So, I thought I’d post a little bit more about the Burdastyle Danielle dress in my last post, and also show you another dress I’ve made recently.
The instructions on the Burdastyle website say you need 1.9m of fabric. I had one metre of some lovely John Kaldor polyester crepe, but I was desperate to make a dress from it.
Admittedly the pattern includes puffed sleeves, but even omitting them I knew I’d be cutting it fine, and I was!
I used virtually every scrap of the fabric I had to make this dress, and had to make some alterations to the pattern to make it possible.

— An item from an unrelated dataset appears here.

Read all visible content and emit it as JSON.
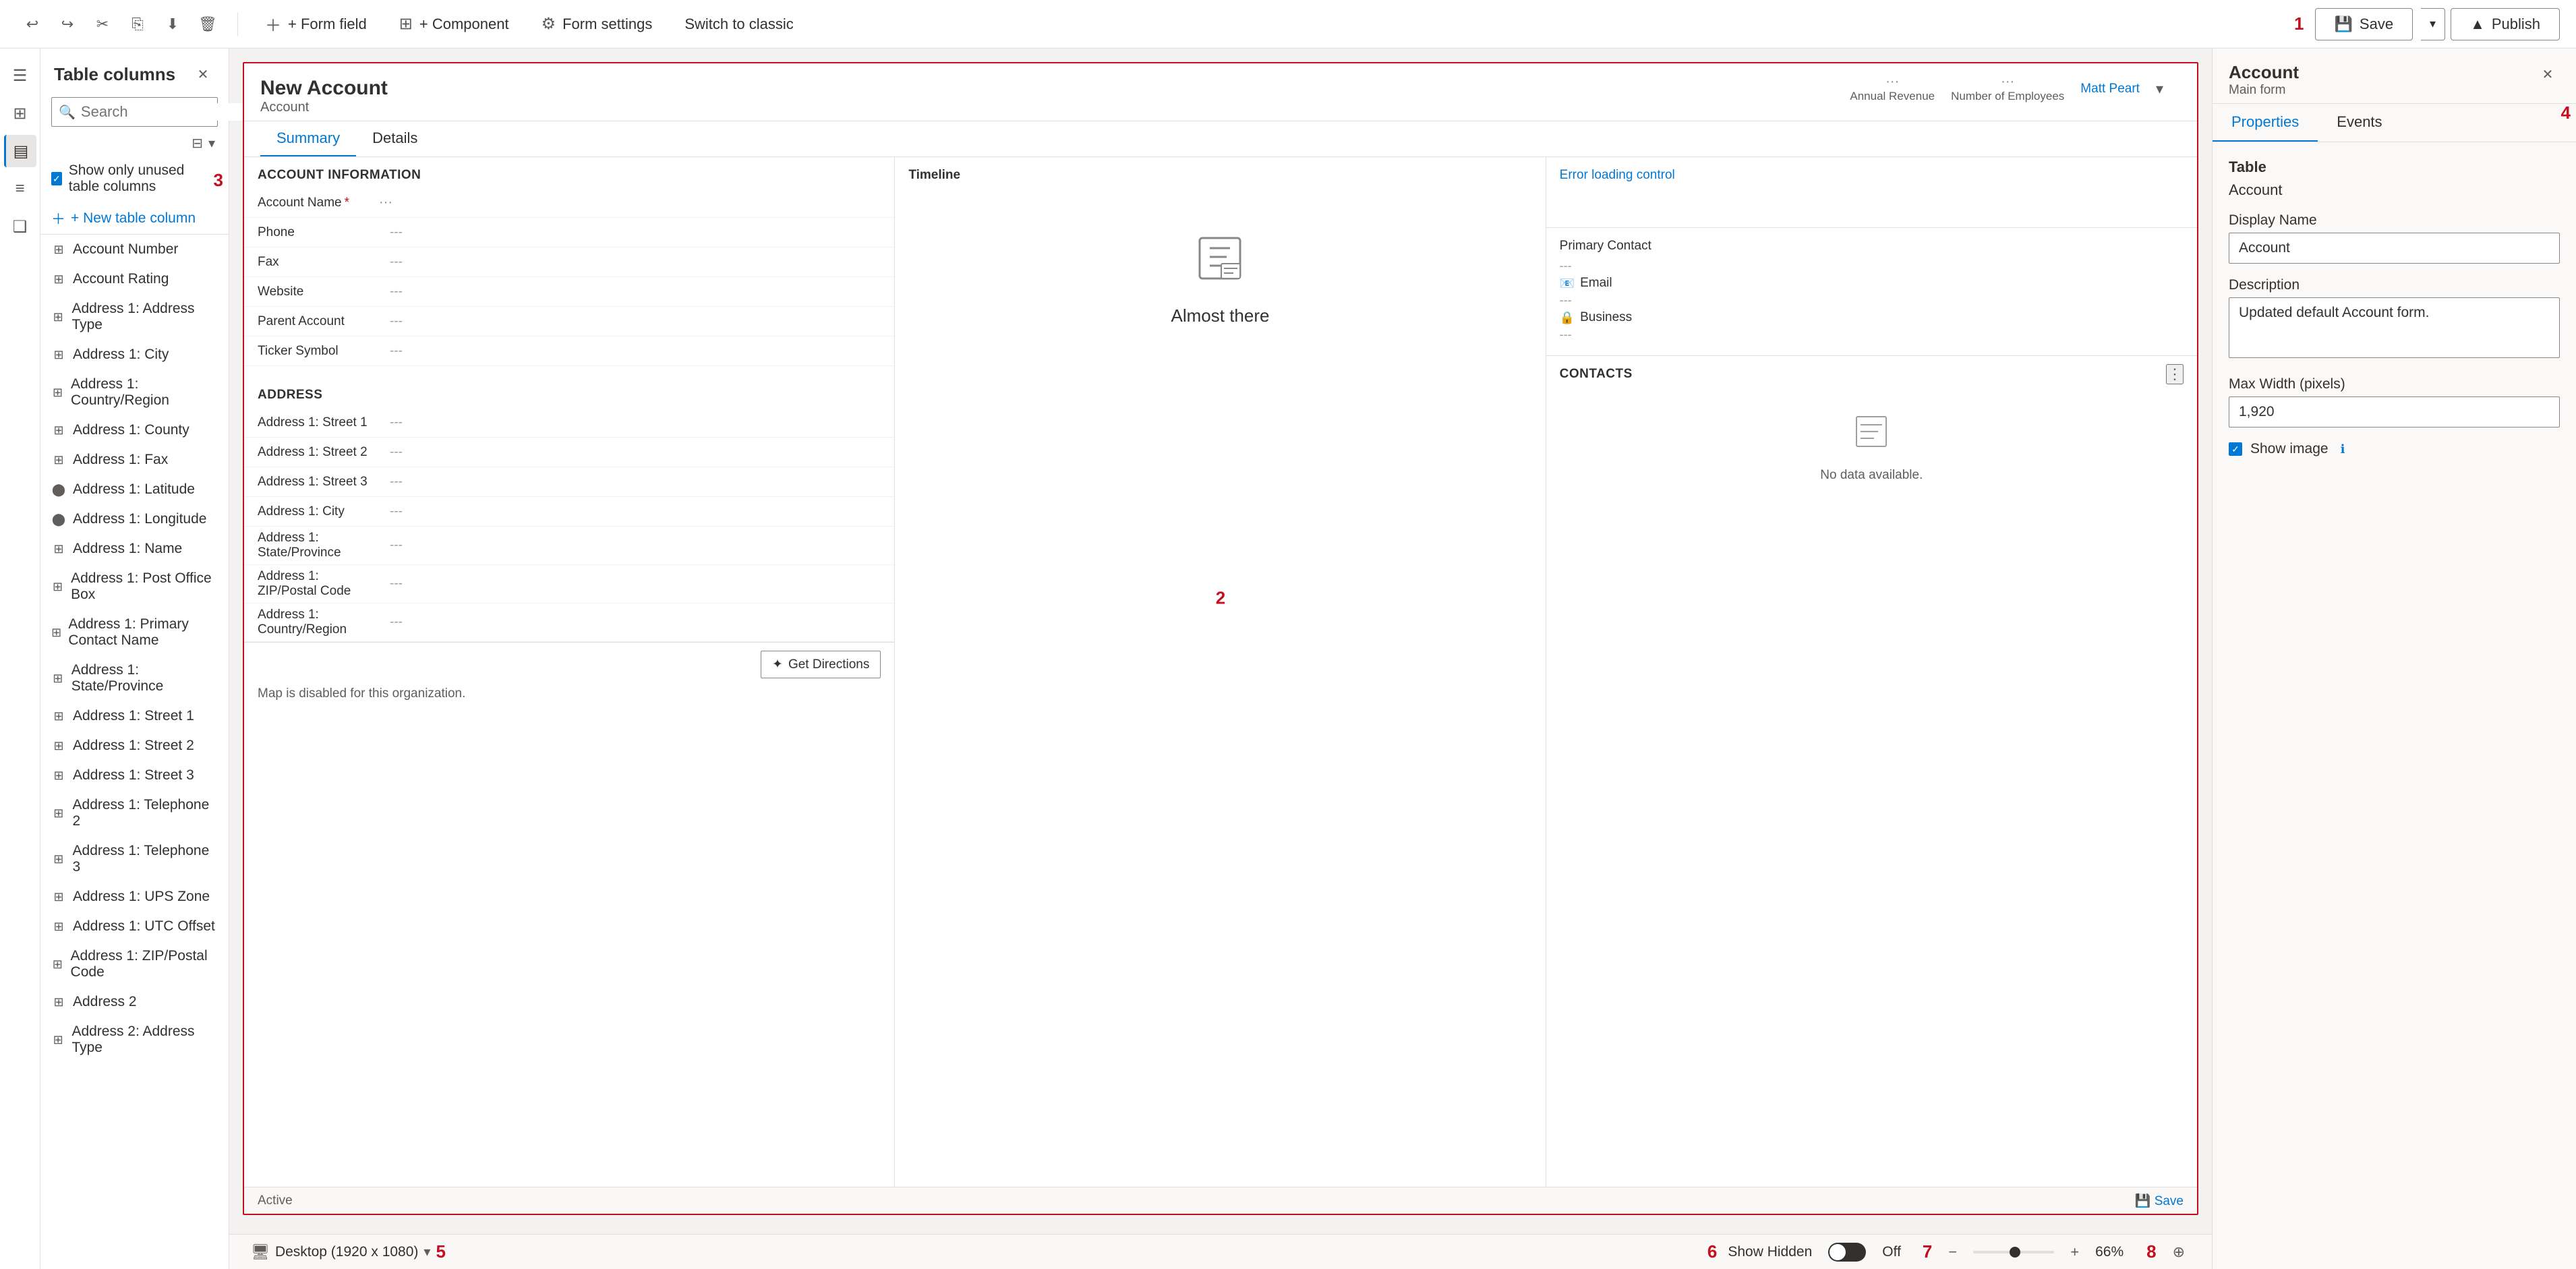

After fiddling about for ages trying different layouts of the pattern on the fabric I was getting desperate. There didn’t seem to be any way I could fit it all on, and I didn’t really want to buy any more.
Then I had a brainwave, perhaps I could redraft the bodice front, changing the darts to princess seams. I wasn’t totally sure this would work, so I dug an unsuccessful skirt out of my “what shall I do with this?” pile and set to work making a muslin of the bodice out of it. And it worked, albeit with a few alterations.
And, even better, when I laid the pattern pieces out on my fashion fabric, they fitted!!!
I omitted the sleeves, which I would have done no matter how much fabric I had. Puffed sleeves and me don’t really go that well!
In this picture you can just about see the seam that runs up the bodice, but because of the busy print it’s not really that noticeable.
I changed the back zip to a side seam zip, as I didn’t have a long enough zip to hand. I think I like it better like that anyway, and it makes it an awful lot easier to do up by myself.
The bodice is fully lined with the muslin I made to test the bodice. I debated putting some cap sleeves in using some navy lace I have in my stash, but decided that it would make the dress too formal, and I really wanted something I could wear for everyday. I then decided to finish the armholes with navy satin bias tape.
The second dress I’d like to share with you is based on this dress from Anthropologie.
A few weeks ago this very dress formed a discussion on Ravelry as to how it could be recreated and I decided to give it a go.
I already had some perfect fabric in my stash (again John Kaldor and again only 1 metre, why do I only buy 1 metre at a time?!), but for this I knew it would be enough.
I also had what I thought would be the perfect pattern – Butterick B5211. One of the views even has a seam across the bust, although this proved to be too low for my purposes.
The yoke is knitted using the directions for the mesh portion of this top in 100% cotton yarn. I made some modifications to the number of stitches I cast on, as my gauge was different, and made the yoke 6 inches deep front and back. The front edge I finished with a row of crochet shells to neaten it a bit.
The rest of the dress came together very easily, using French seams for the side seams and omitting the back seam, as the dress is loose enough to slip over my head. I neatened and hemmed the top edges, carefully pinned the yoke in place, tacked and then sewed in place using my machine.
I’m really pleased with the result I achieved with both these dresses. I'd love to know what you think of them!